* **Excerpts from an interface dataset**:

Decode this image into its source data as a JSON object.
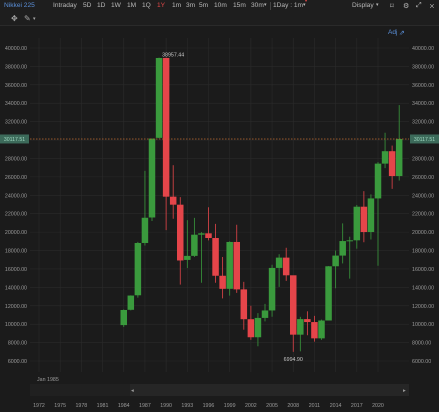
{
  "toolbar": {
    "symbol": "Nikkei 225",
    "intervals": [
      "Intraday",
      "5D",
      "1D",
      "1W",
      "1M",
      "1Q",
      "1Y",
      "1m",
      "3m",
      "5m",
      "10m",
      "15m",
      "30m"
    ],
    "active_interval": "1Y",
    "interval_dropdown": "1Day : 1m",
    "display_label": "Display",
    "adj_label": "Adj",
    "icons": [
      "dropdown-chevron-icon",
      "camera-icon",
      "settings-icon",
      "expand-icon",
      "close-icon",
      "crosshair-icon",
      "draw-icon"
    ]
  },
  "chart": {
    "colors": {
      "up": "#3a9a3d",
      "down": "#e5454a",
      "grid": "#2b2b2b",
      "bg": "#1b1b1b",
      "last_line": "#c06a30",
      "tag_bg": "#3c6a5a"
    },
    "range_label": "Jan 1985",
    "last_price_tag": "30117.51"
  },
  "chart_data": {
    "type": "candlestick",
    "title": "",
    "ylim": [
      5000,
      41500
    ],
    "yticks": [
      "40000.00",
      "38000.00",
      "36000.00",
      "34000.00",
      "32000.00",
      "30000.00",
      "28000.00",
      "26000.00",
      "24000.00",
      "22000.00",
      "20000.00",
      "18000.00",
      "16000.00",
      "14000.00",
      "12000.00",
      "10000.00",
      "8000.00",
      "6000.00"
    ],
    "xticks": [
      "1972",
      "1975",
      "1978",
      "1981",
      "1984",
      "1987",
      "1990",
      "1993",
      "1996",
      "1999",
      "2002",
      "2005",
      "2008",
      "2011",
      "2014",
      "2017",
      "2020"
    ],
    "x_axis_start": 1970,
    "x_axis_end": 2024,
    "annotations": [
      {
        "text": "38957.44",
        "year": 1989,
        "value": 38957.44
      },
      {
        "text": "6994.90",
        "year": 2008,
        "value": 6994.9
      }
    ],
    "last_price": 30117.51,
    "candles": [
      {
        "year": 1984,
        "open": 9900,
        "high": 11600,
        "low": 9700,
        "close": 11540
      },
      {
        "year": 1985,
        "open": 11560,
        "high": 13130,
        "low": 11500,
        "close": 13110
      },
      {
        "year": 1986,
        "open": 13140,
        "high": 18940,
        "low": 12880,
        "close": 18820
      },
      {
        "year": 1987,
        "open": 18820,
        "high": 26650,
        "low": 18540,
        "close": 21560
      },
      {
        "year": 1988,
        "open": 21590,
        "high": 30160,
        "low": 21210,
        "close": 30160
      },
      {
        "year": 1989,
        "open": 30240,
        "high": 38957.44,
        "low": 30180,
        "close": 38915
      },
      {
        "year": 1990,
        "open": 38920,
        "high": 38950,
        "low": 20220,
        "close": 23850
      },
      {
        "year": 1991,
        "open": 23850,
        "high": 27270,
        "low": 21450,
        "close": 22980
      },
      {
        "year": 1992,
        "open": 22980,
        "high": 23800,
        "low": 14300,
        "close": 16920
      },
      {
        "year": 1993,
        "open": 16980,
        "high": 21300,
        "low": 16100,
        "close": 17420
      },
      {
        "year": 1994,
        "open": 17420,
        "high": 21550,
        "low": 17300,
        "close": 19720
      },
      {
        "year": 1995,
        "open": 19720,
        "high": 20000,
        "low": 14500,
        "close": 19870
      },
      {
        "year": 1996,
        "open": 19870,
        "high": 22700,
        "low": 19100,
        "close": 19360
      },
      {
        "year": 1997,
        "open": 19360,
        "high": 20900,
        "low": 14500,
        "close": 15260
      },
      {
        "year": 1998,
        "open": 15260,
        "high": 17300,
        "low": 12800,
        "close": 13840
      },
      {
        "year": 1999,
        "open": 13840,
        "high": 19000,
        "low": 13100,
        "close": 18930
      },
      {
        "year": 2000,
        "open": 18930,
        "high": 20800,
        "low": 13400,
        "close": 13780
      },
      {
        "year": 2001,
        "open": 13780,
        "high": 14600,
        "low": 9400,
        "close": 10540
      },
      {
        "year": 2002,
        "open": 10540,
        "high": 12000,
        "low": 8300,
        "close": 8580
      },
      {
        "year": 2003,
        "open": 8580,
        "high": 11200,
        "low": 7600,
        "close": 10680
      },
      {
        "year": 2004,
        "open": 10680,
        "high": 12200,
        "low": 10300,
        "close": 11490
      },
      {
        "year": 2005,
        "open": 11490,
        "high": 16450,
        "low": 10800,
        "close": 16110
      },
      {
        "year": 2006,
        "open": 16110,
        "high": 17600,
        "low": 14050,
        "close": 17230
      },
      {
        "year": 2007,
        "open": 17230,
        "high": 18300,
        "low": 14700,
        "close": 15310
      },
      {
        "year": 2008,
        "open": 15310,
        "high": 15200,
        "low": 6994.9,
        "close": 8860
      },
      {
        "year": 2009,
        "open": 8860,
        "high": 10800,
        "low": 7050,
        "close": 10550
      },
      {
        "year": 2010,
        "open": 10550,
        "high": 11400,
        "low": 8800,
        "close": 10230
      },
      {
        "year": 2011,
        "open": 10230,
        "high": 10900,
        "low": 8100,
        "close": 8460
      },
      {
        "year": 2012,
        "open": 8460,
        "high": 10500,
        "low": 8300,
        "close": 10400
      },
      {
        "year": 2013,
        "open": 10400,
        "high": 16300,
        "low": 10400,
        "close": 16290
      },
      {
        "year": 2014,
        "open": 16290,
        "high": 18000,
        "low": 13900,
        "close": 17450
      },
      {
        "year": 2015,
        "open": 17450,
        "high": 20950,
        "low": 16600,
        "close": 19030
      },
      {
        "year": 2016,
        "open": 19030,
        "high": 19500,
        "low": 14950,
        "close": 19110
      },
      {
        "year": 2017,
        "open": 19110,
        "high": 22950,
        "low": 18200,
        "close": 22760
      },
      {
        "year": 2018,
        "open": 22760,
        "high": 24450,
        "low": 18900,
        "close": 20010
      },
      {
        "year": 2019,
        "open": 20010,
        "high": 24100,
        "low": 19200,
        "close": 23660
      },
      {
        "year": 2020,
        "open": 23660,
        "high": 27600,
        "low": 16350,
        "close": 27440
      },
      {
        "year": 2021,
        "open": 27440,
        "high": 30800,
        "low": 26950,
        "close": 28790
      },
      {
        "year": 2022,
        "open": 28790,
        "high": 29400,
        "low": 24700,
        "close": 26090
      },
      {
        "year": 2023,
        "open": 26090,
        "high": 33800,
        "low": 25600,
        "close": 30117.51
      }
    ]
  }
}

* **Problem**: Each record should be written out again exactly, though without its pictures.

* **Output of the exercise**:
Decode this image into its source data as a JSON object.
{
  "toolbar": {
    "symbol": "Nikkei 225",
    "intervals": [
      "Intraday",
      "5D",
      "1D",
      "1W",
      "1M",
      "1Q",
      "1Y",
      "1m",
      "3m",
      "5m",
      "10m",
      "15m",
      "30m"
    ],
    "active_interval": "1Y",
    "interval_dropdown": "1Day : 1m",
    "display_label": "Display",
    "adj_label": "Adj",
    "icons": [
      "dropdown-chevron-icon",
      "camera-icon",
      "settings-icon",
      "expand-icon",
      "close-icon",
      "crosshair-icon",
      "draw-icon"
    ]
  },
  "chart": {
    "colors": {
      "up": "#3a9a3d",
      "down": "#e5454a",
      "grid": "#2b2b2b",
      "bg": "#1b1b1b",
      "last_line": "#c06a30",
      "tag_bg": "#3c6a5a"
    },
    "range_label": "Jan 1985",
    "last_price_tag": "30117.51"
  },
  "chart_data": {
    "type": "candlestick",
    "title": "",
    "ylim": [
      5000,
      41500
    ],
    "yticks": [
      "40000.00",
      "38000.00",
      "36000.00",
      "34000.00",
      "32000.00",
      "30000.00",
      "28000.00",
      "26000.00",
      "24000.00",
      "22000.00",
      "20000.00",
      "18000.00",
      "16000.00",
      "14000.00",
      "12000.00",
      "10000.00",
      "8000.00",
      "6000.00"
    ],
    "xticks": [
      "1972",
      "1975",
      "1978",
      "1981",
      "1984",
      "1987",
      "1990",
      "1993",
      "1996",
      "1999",
      "2002",
      "2005",
      "2008",
      "2011",
      "2014",
      "2017",
      "2020"
    ],
    "x_axis_start": 1970,
    "x_axis_end": 2024,
    "annotations": [
      {
        "text": "38957.44",
        "year": 1989,
        "value": 38957.44
      },
      {
        "text": "6994.90",
        "year": 2008,
        "value": 6994.9
      }
    ],
    "last_price": 30117.51,
    "candles": [
      {
        "year": 1984,
        "open": 9900,
        "high": 11600,
        "low": 9700,
        "close": 11540
      },
      {
        "year": 1985,
        "open": 11560,
        "high": 13130,
        "low": 11500,
        "close": 13110
      },
      {
        "year": 1986,
        "open": 13140,
        "high": 18940,
        "low": 12880,
        "close": 18820
      },
      {
        "year": 1987,
        "open": 18820,
        "high": 26650,
        "low": 18540,
        "close": 21560
      },
      {
        "year": 1988,
        "open": 21590,
        "high": 30160,
        "low": 21210,
        "close": 30160
      },
      {
        "year": 1989,
        "open": 30240,
        "high": 38957.44,
        "low": 30180,
        "close": 38915
      },
      {
        "year": 1990,
        "open": 38920,
        "high": 38950,
        "low": 20220,
        "close": 23850
      },
      {
        "year": 1991,
        "open": 23850,
        "high": 27270,
        "low": 21450,
        "close": 22980
      },
      {
        "year": 1992,
        "open": 22980,
        "high": 23800,
        "low": 14300,
        "close": 16920
      },
      {
        "year": 1993,
        "open": 16980,
        "high": 21300,
        "low": 16100,
        "close": 17420
      },
      {
        "year": 1994,
        "open": 17420,
        "high": 21550,
        "low": 17300,
        "close": 19720
      },
      {
        "year": 1995,
        "open": 19720,
        "high": 20000,
        "low": 14500,
        "close": 19870
      },
      {
        "year": 1996,
        "open": 19870,
        "high": 22700,
        "low": 19100,
        "close": 19360
      },
      {
        "year": 1997,
        "open": 19360,
        "high": 20900,
        "low": 14500,
        "close": 15260
      },
      {
        "year": 1998,
        "open": 15260,
        "high": 17300,
        "low": 12800,
        "close": 13840
      },
      {
        "year": 1999,
        "open": 13840,
        "high": 19000,
        "low": 13100,
        "close": 18930
      },
      {
        "year": 2000,
        "open": 18930,
        "high": 20800,
        "low": 13400,
        "close": 13780
      },
      {
        "year": 2001,
        "open": 13780,
        "high": 14600,
        "low": 9400,
        "close": 10540
      },
      {
        "year": 2002,
        "open": 10540,
        "high": 12000,
        "low": 8300,
        "close": 8580
      },
      {
        "year": 2003,
        "open": 8580,
        "high": 11200,
        "low": 7600,
        "close": 10680
      },
      {
        "year": 2004,
        "open": 10680,
        "high": 12200,
        "low": 10300,
        "close": 11490
      },
      {
        "year": 2005,
        "open": 11490,
        "high": 16450,
        "low": 10800,
        "close": 16110
      },
      {
        "year": 2006,
        "open": 16110,
        "high": 17600,
        "low": 14050,
        "close": 17230
      },
      {
        "year": 2007,
        "open": 17230,
        "high": 18300,
        "low": 14700,
        "close": 15310
      },
      {
        "year": 2008,
        "open": 15310,
        "high": 15200,
        "low": 6994.9,
        "close": 8860
      },
      {
        "year": 2009,
        "open": 8860,
        "high": 10800,
        "low": 7050,
        "close": 10550
      },
      {
        "year": 2010,
        "open": 10550,
        "high": 11400,
        "low": 8800,
        "close": 10230
      },
      {
        "year": 2011,
        "open": 10230,
        "high": 10900,
        "low": 8100,
        "close": 8460
      },
      {
        "year": 2012,
        "open": 8460,
        "high": 10500,
        "low": 8300,
        "close": 10400
      },
      {
        "year": 2013,
        "open": 10400,
        "high": 16300,
        "low": 10400,
        "close": 16290
      },
      {
        "year": 2014,
        "open": 16290,
        "high": 18000,
        "low": 13900,
        "close": 17450
      },
      {
        "year": 2015,
        "open": 17450,
        "high": 20950,
        "low": 16600,
        "close": 19030
      },
      {
        "year": 2016,
        "open": 19030,
        "high": 19500,
        "low": 14950,
        "close": 19110
      },
      {
        "year": 2017,
        "open": 19110,
        "high": 22950,
        "low": 18200,
        "close": 22760
      },
      {
        "year": 2018,
        "open": 22760,
        "high": 24450,
        "low": 18900,
        "close": 20010
      },
      {
        "year": 2019,
        "open": 20010,
        "high": 24100,
        "low": 19200,
        "close": 23660
      },
      {
        "year": 2020,
        "open": 23660,
        "high": 27600,
        "low": 16350,
        "close": 27440
      },
      {
        "year": 2021,
        "open": 27440,
        "high": 30800,
        "low": 26950,
        "close": 28790
      },
      {
        "year": 2022,
        "open": 28790,
        "high": 29400,
        "low": 24700,
        "close": 26090
      },
      {
        "year": 2023,
        "open": 26090,
        "high": 33800,
        "low": 25600,
        "close": 30117.51
      }
    ]
  }
}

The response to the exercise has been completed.